> _WHAT THE EXERCISE ASKS_: Your task is to repeat each record verbatim, exactly as it was written.

··· MATERIAL FOR THIS EXERCISE ···

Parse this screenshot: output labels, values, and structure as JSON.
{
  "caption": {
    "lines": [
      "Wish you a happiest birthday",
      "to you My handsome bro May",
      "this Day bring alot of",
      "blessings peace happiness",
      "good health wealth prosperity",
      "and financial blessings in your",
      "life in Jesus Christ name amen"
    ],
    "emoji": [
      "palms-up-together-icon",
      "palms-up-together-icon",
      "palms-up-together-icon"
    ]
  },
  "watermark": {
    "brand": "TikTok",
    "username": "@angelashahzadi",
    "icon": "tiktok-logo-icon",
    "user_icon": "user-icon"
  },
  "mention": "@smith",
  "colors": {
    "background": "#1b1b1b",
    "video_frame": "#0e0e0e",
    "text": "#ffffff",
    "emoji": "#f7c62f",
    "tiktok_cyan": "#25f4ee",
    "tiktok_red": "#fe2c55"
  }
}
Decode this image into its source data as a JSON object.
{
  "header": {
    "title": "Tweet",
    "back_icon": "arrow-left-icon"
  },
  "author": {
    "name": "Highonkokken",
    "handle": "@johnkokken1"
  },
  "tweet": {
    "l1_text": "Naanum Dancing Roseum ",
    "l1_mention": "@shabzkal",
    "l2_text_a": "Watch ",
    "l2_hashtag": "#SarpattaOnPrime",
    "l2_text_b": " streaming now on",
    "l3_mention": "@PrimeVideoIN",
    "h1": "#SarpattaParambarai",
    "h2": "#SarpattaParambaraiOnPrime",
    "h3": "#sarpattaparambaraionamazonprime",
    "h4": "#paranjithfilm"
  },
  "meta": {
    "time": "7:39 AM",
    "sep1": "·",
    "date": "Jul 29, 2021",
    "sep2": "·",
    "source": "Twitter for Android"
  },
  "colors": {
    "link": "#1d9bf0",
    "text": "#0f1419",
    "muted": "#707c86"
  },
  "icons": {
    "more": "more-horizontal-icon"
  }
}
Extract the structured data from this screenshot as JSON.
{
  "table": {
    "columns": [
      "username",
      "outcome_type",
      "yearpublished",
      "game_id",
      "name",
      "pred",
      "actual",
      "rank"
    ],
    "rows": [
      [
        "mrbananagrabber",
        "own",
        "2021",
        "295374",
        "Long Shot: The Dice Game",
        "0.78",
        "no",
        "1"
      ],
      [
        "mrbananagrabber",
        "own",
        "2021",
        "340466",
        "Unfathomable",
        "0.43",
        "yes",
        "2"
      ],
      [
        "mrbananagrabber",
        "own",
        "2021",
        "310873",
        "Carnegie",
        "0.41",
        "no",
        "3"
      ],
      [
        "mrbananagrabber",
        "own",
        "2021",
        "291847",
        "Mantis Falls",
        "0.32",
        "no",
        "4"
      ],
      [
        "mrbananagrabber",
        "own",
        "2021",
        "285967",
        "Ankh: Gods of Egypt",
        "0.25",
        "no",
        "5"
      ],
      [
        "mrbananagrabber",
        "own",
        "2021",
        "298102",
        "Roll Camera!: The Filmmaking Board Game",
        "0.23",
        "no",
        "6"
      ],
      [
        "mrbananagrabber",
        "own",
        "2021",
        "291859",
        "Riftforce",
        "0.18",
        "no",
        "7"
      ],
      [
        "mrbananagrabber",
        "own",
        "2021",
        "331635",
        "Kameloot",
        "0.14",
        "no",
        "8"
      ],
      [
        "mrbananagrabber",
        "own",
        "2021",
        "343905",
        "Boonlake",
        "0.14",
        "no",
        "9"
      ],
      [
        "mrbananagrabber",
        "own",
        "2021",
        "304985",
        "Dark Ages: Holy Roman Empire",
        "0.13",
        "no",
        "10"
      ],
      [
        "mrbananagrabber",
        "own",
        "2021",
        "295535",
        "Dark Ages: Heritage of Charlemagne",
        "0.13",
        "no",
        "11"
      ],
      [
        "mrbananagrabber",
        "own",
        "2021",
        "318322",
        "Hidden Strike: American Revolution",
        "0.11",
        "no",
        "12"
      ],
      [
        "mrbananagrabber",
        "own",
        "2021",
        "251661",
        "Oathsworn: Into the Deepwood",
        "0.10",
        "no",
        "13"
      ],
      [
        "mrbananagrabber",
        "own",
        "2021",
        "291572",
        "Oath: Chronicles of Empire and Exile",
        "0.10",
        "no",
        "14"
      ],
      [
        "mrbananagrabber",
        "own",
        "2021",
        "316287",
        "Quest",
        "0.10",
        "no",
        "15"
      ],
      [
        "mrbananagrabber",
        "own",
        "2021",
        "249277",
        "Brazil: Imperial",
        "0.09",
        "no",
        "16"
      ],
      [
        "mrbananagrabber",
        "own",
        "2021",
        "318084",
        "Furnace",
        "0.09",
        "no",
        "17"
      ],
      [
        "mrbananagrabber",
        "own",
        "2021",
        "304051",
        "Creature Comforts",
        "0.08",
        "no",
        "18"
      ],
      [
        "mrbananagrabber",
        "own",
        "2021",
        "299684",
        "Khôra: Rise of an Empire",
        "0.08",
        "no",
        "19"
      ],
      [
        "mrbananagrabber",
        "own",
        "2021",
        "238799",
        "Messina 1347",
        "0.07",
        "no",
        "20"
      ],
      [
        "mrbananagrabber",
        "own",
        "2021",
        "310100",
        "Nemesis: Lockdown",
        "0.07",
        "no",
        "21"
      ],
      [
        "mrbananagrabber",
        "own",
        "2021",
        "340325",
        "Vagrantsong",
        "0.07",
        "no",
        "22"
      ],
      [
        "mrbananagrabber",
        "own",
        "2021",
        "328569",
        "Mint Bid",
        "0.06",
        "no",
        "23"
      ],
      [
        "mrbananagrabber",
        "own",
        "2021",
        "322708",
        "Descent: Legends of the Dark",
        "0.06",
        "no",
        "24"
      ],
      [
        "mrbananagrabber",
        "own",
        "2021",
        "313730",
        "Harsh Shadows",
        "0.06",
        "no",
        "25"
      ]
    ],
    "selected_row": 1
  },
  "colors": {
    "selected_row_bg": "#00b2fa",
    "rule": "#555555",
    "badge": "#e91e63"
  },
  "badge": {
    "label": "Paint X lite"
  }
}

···

> _WRITTEN SOLUTION_:
Parse this screenshot: output labels, values, and structure as JSON.
{
  "caption": {
    "lines": [
      "Wish you a happiest birthday",
      "to you My handsome bro May",
      "this Day bring alot of",
      "blessings peace happiness",
      "good health wealth prosperity",
      "and financial blessings in your",
      "life in Jesus Christ name amen"
    ],
    "emoji": [
      "palms-up-together-icon",
      "palms-up-together-icon",
      "palms-up-together-icon"
    ]
  },
  "watermark": {
    "brand": "TikTok",
    "username": "@angelashahzadi",
    "icon": "tiktok-logo-icon",
    "user_icon": "user-icon"
  },
  "mention": "@smith",
  "colors": {
    "background": "#1b1b1b",
    "video_frame": "#0e0e0e",
    "text": "#ffffff",
    "emoji": "#f7c62f",
    "tiktok_cyan": "#25f4ee",
    "tiktok_red": "#fe2c55"
  }
}
Decode this image into its source data as a JSON object.
{
  "header": {
    "title": "Tweet",
    "back_icon": "arrow-left-icon"
  },
  "author": {
    "name": "Highonkokken",
    "handle": "@johnkokken1"
  },
  "tweet": {
    "l1_text": "Naanum Dancing Roseum ",
    "l1_mention": "@shabzkal",
    "l2_text_a": "Watch ",
    "l2_hashtag": "#SarpattaOnPrime",
    "l2_text_b": " streaming now on",
    "l3_mention": "@PrimeVideoIN",
    "h1": "#SarpattaParambarai",
    "h2": "#SarpattaParambaraiOnPrime",
    "h3": "#sarpattaparambaraionamazonprime",
    "h4": "#paranjithfilm"
  },
  "meta": {
    "time": "7:39 AM",
    "sep1": "·",
    "date": "Jul 29, 2021",
    "sep2": "·",
    "source": "Twitter for Android"
  },
  "colors": {
    "link": "#1d9bf0",
    "text": "#0f1419",
    "muted": "#707c86"
  },
  "icons": {
    "more": "more-horizontal-icon"
  }
}
Extract the structured data from this screenshot as JSON.
{
  "table": {
    "columns": [
      "username",
      "outcome_type",
      "yearpublished",
      "game_id",
      "name",
      "pred",
      "actual",
      "rank"
    ],
    "rows": [
      [
        "mrbananagrabber",
        "own",
        "2021",
        "295374",
        "Long Shot: The Dice Game",
        "0.78",
        "no",
        "1"
      ],
      [
        "mrbananagrabber",
        "own",
        "2021",
        "340466",
        "Unfathomable",
        "0.43",
        "yes",
        "2"
      ],
      [
        "mrbananagrabber",
        "own",
        "2021",
        "310873",
        "Carnegie",
        "0.41",
        "no",
        "3"
      ],
      [
        "mrbananagrabber",
        "own",
        "2021",
        "291847",
        "Mantis Falls",
        "0.32",
        "no",
        "4"
      ],
      [
        "mrbananagrabber",
        "own",
        "2021",
        "285967",
        "Ankh: Gods of Egypt",
        "0.25",
        "no",
        "5"
      ],
      [
        "mrbananagrabber",
        "own",
        "2021",
        "298102",
        "Roll Camera!: The Filmmaking Board Game",
        "0.23",
        "no",
        "6"
      ],
      [
        "mrbananagrabber",
        "own",
        "2021",
        "291859",
        "Riftforce",
        "0.18",
        "no",
        "7"
      ],
      [
        "mrbananagrabber",
        "own",
        "2021",
        "331635",
        "Kameloot",
        "0.14",
        "no",
        "8"
      ],
      [
        "mrbananagrabber",
        "own",
        "2021",
        "343905",
        "Boonlake",
        "0.14",
        "no",
        "9"
      ],
      [
        "mrbananagrabber",
        "own",
        "2021",
        "304985",
        "Dark Ages: Holy Roman Empire",
        "0.13",
        "no",
        "10"
      ],
      [
        "mrbananagrabber",
        "own",
        "2021",
        "295535",
        "Dark Ages: Heritage of Charlemagne",
        "0.13",
        "no",
        "11"
      ],
      [
        "mrbananagrabber",
        "own",
        "2021",
        "318322",
        "Hidden Strike: American Revolution",
        "0.11",
        "no",
        "12"
      ],
      [
        "mrbananagrabber",
        "own",
        "2021",
        "251661",
        "Oathsworn: Into the Deepwood",
        "0.10",
        "no",
        "13"
      ],
      [
        "mrbananagrabber",
        "own",
        "2021",
        "291572",
        "Oath: Chronicles of Empire and Exile",
        "0.10",
        "no",
        "14"
      ],
      [
        "mrbananagrabber",
        "own",
        "2021",
        "316287",
        "Quest",
        "0.10",
        "no",
        "15"
      ],
      [
        "mrbananagrabber",
        "own",
        "2021",
        "249277",
        "Brazil: Imperial",
        "0.09",
        "no",
        "16"
      ],
      [
        "mrbananagrabber",
        "own",
        "2021",
        "318084",
        "Furnace",
        "0.09",
        "no",
        "17"
      ],
      [
        "mrbananagrabber",
        "own",
        "2021",
        "304051",
        "Creature Comforts",
        "0.08",
        "no",
        "18"
      ],
      [
        "mrbananagrabber",
        "own",
        "2021",
        "299684",
        "Khôra: Rise of an Empire",
        "0.08",
        "no",
        "19"
      ],
      [
        "mrbananagrabber",
        "own",
        "2021",
        "238799",
        "Messina 1347",
        "0.07",
        "no",
        "20"
      ],
      [
        "mrbananagrabber",
        "own",
        "2021",
        "310100",
        "Nemesis: Lockdown",
        "0.07",
        "no",
        "21"
      ],
      [
        "mrbananagrabber",
        "own",
        "2021",
        "340325",
        "Vagrantsong",
        "0.07",
        "no",
        "22"
      ],
      [
        "mrbananagrabber",
        "own",
        "2021",
        "328569",
        "Mint Bid",
        "0.06",
        "no",
        "23"
      ],
      [
        "mrbananagrabber",
        "own",
        "2021",
        "322708",
        "Descent: Legends of the Dark",
        "0.06",
        "no",
        "24"
      ],
      [
        "mrbananagrabber",
        "own",
        "2021",
        "313730",
        "Harsh Shadows",
        "0.06",
        "no",
        "25"
      ]
    ],
    "selected_row": 1
  },
  "colors": {
    "selected_row_bg": "#00b2fa",
    "rule": "#555555",
    "badge": "#e91e63"
  },
  "badge": {
    "label": "Paint X lite"
  }
}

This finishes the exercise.